Dataset records:
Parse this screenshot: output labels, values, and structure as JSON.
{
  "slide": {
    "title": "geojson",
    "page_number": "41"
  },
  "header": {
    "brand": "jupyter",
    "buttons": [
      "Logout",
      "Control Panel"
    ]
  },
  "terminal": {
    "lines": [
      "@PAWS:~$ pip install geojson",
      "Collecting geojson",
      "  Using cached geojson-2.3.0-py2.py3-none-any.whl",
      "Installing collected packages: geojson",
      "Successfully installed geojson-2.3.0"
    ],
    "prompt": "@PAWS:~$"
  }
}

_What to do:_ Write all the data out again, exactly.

_Reply:_
Parse this screenshot: output labels, values, and structure as JSON.
{
  "slide": {
    "title": "geojson",
    "page_number": "41"
  },
  "header": {
    "brand": "jupyter",
    "buttons": [
      "Logout",
      "Control Panel"
    ]
  },
  "terminal": {
    "lines": [
      "@PAWS:~$ pip install geojson",
      "Collecting geojson",
      "  Using cached geojson-2.3.0-py2.py3-none-any.whl",
      "Installing collected packages: geojson",
      "Successfully installed geojson-2.3.0"
    ],
    "prompt": "@PAWS:~$"
  }
}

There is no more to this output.